We normally see the Hotchkiss closely associated with 3-inch rifles. That is true here, but with the added twist of the James 3.80-inch rifles:
- Battery C: 197 canister, 270 percussion shell, 214 fuse shell, and 358 bullet shell for 3-inch rifles.
- Battery E: 17 percussion shell and 93 bullet shell for 3.80-inch James Rifles.
- Battery L: 504 canister, 115 percussion shell, and 1,005 fuse shell for 3-inch rifles; 186 shot, 144 fuse shell, and 232 bullet shell for 3.80-inch James rifles.
- Battery M: 83 canister, 32 fuse shell, and 273 bullet shell for 3-inch rifles.
Again we see Battery L with ammunition on hand that does not match the guns assigned. In this case, 3-inch rifle projectiles would be useless for James rifles. But recall, the battery also reported a quantity of 3-inch projectiles … a smaller quantity… the previous quarter. So I don’t think this is a transcription error. Perhaps Battery L was tasked with maintaining a divisional-level supply, out there in West Virginia.
The next page of rifled projectiles uses every section in the header. So I’m going to break this down for ease:
Rarely we see Dyer’s reported. But here is one entry:
- Battery L: 580(?) 3-inch shrapnel.
So more of these projectiles that don’t match to the battery’s guns.
Moving to the James columns, we would expect to see a lot of entries:

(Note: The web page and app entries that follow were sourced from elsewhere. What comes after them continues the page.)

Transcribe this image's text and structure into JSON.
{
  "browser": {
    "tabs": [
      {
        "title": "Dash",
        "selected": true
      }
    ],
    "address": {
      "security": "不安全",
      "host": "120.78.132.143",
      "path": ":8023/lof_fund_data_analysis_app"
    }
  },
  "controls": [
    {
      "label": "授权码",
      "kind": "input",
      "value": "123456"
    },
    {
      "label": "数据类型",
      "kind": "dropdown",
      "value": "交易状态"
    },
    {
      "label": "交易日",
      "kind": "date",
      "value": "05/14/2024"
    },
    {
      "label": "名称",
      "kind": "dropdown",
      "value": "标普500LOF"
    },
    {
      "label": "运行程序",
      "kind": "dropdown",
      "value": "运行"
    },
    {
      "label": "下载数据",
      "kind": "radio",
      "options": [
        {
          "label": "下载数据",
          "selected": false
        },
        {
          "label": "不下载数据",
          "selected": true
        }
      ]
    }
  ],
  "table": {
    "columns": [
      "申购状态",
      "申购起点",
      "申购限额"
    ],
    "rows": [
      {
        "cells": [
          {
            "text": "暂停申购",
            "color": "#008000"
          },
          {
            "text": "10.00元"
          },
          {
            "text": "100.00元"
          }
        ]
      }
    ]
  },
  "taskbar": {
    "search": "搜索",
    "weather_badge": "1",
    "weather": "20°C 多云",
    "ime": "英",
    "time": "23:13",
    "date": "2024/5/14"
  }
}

And we are not disappointed:
- Battery E: 60 case shot and 50 canister for 3.80-inch James Rifles.
- Battery I: 64 shot, 320 shell, and 256 canister for 3.80-inch James Rifles.
- Battery L: 387 shot, 106 shell, and 19 canister for 3.80-inch James Rifles.
Then moving right, we have the Parrott columns:
Two batteries reporting Parrott rifles. And two reporting that inventor’s projectiles:
- Battery A: 145 shell, 47 case, and 65 canister for 10-pdr Parrotts.
- Battery H: 30 canister for 20-pdr Parrotts.
Well, we hope Battery H had more than a handful of canister rounds per gun.
Let us also break down the next page by section, starting with Schenkl:
One line, but noteworthy:
- Battery L: 356 shell for 3-inch rifles; 382 shell for 3.80-inch James.
Again, Battery L reporting a rather substantial number of 3-inch projectiles.
We often associate Tatham canister with James rifles:
Two batteries reporting:
- Battery H: 40 canister for 3.67-inch rifle.
- Battery L: 268 canister for 3.80-inch James Rifle.
Yes, 20-pdr Parrotts were 3.67-inch bore. So are we to believe that Battery H, there at Vicksburg, only had seventy rounds of canister… and nothing else?
Moving to the small arms columns, the 1st Illinois remains defiant to this transcriber:
Like a canister blast, there’s a lot of scatter here:
- Battery A: Three Army revolvers, forty-three Navy revolvers, and four horse artillery sabers.
- Battery B: Seventeen Navy revolvers and five cavalry sabers.
- Battery C: Ten Army revolvers, nine Navy revolvers, and thirteen cavalry sabers.
- Battery E: Ten cavalry sabers.
- Battery I: Eleven Navy revolvers and three cavalry sabers.
- Battery K: Twenty breechloading carbines and ninety-seven cavalry sabers.
- Battery L: Seventeen muzzle-loading carbines, twenty-eight Army revolvers and 148 cavalry sabers.
Noteworthy for their absence is Battery H. But I guess if you are pushing around a 20-pdr Parrott, small arms are an encumbrance. Notice also the entries, generic though it be, for breechloading and muzzle-loading carbines. As discussed at length in earlier posts, many times the small arms allocations for the batteries reflected additional duties, such as providing security and details for patrols, at remote posts.
Lengthy… but interesting… that’s the summary for the 1st Illinois Artillery, giving a “sort of” picture for June 1863.